The energy price cap is a set limit on how much we charge you for the energy you use. It was introduced in 2019 by Ofgem, the UK’s energy regulator. The energy price cap is updated by Ofgem twice a year on 1st April and 1st October.
On 6 August 2021, Ofgem announced that the energy price cap from 1st October will increase. This increase is because wholesale energy prices have risen by 50% in the last 6 months. Wholesale prices make up around 40% – 60% of your energy bill.
The energy price cap applies to variable tariffs. If you are on a fixed rate tariff with us, then your price will not increase during the term of your fixed contract. You can check what tariff you are on in your online account. We’ll also email or write to all affected customers giving full details of what this means for you.
We understand that the price cap increase comes at a very expensive time of year for some of our customers. We want to help you through winter, so we’ll freeze your current Direct Debit payment. This means although the price of our variable tariffs will increase from 1st October, we’ll keep your current Direct Debit payment at the same amount through winter. If you’d like to change your Direct Debit payments to be in line with your new prices, then log in to your online account and choose ‘Manage Direct Debit’.
If you’re on one of our variable tariffs, you’ll shortly get an email or a letter if we don’t have an up-to-date email address for you. In this we’ll tell you:
Your letter or email will include details on how to switch to our fixed price tariff.
We will look at this again in future. If the wholesale costs are still increasing, then we’ll need to increase your Direct Debit payments. If this happens then we'll contact you to let you know and explain your options.
If you’d like to change your Direct Debit payments to be in line with your new prices, then log in to your online account and choose ‘Manage Direct Debit’.
Switching to a fixed rate tariff could save you money and protect you from future price rises. You’ll also benefit from 100% renewable electricity at no additional cost. If you’re on our variable tariffs, in your email or letter we’ll explain how much you could save by changing to the Price Promise Sep 2022 tariff.
Your letter or email will include details on how to switch to our fixed price tariff. To get the special fixed rate tariff we offer in your communication, you’ll need to sign up by 30 September 2021. Once you've switched, you'll have 14 days to cancel if you change your mind. And by switching to this special tariff, we also promise to freeze you current direct debit payments to help you through the winter. More on what this means, see ‘How we’re helping our variable tariff customers'.
We’d love you to stay with us but, if you decide to leave, you can switch supplier without paying any exit fees. If your new supplier lets us know by 29th October, you shouldn’t be affected by the price rise either. However, we can refuse your switch if you owe us money – unless you pay it within the following 30 working days. You can also switch between our tariffs at any time with no exit fees. But there might be terms and conditions and eligibility criteria.
Ofgem has set the current price cap to reflect the huge increase in wholesale prices. They have said they consider this a to be a fair price. Unfortunately, the increase in wholesale prices has been so significant that we have to increase our prices. We know a price rise is never welcome.

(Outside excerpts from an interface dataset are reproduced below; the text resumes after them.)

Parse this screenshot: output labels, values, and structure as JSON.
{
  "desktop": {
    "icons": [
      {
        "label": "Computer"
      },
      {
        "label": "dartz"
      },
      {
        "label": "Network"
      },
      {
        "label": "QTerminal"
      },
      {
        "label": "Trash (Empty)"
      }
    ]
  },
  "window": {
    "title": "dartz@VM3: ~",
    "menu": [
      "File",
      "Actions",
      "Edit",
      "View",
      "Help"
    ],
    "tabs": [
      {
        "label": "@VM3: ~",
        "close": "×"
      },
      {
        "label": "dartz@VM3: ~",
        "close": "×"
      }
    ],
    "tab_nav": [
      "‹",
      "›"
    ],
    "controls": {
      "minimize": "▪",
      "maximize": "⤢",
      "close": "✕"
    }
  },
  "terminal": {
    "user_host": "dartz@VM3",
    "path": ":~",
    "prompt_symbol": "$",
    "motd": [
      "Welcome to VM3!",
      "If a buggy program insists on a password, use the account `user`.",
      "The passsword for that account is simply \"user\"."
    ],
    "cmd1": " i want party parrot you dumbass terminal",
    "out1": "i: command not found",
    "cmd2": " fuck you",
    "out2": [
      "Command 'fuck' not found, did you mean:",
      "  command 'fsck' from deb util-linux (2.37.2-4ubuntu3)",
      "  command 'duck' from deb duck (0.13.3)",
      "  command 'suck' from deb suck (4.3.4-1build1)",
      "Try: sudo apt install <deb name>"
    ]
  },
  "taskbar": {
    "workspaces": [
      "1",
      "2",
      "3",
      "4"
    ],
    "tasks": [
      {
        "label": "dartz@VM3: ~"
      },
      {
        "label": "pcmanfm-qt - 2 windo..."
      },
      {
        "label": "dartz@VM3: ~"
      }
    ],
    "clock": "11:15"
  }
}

That’s why we’re freezing Direct Debit payments for our variable customers over winter. We’re also making it really quick and easy to switch to a fixed tariff which helps protect you from future price rises.

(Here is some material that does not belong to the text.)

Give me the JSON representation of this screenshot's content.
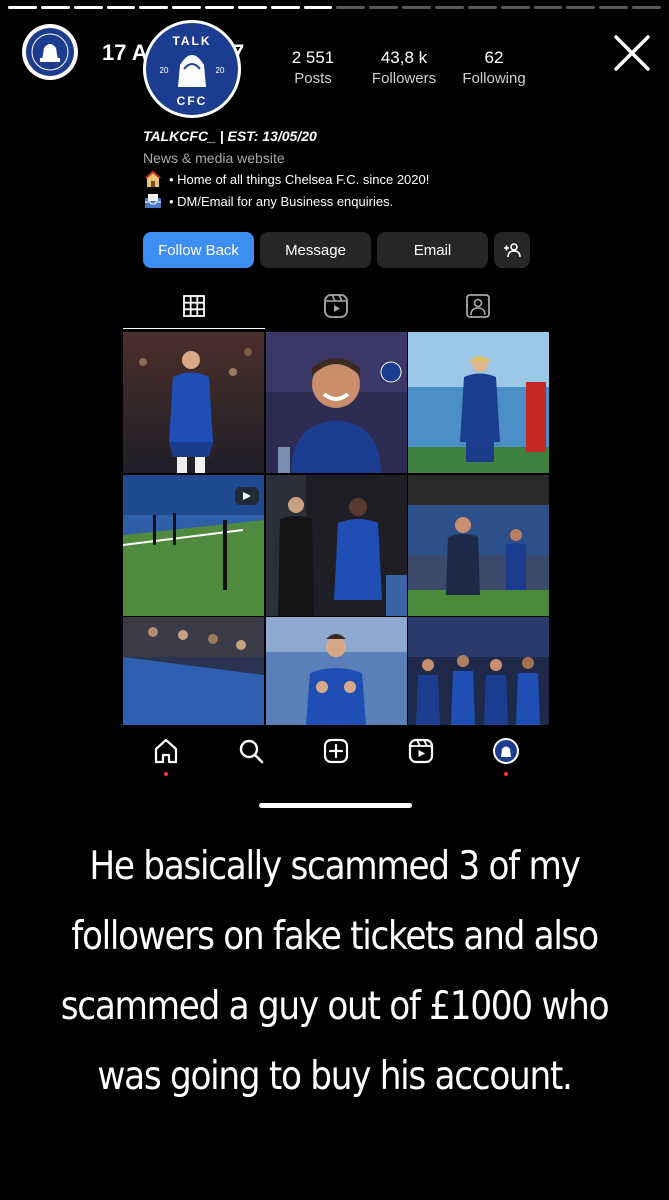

We want to support our customers in difficult circumstances. Find out how we can provide extra help for customers that need it.
Ofgem set their price caps by working out how much it costs energy suppliers like us to supply you with gas and electricity. These costs cover things like buying wholesale energy, maintaining supply pipes and wiring, and operating costs.
Visit www.ofgem.gov.uk/energy-price-cap to find out how the industry regulator Ofgem limits energy costs – and why the cap can rise or fall.
This increase is because wholesale energy prices have risen by 50% in the last 6 months. Wholesale prices make up around 40% – 60% of your energy bill.
Ofgem review their price caps twice a year. Any changes they make will take effect on 1st April and 1st October of each year. The price cap only affects variable tariffs. If you switch to a fixed price tariff you protect yourself from any price cap increases until your fixed price tariff comes to an end.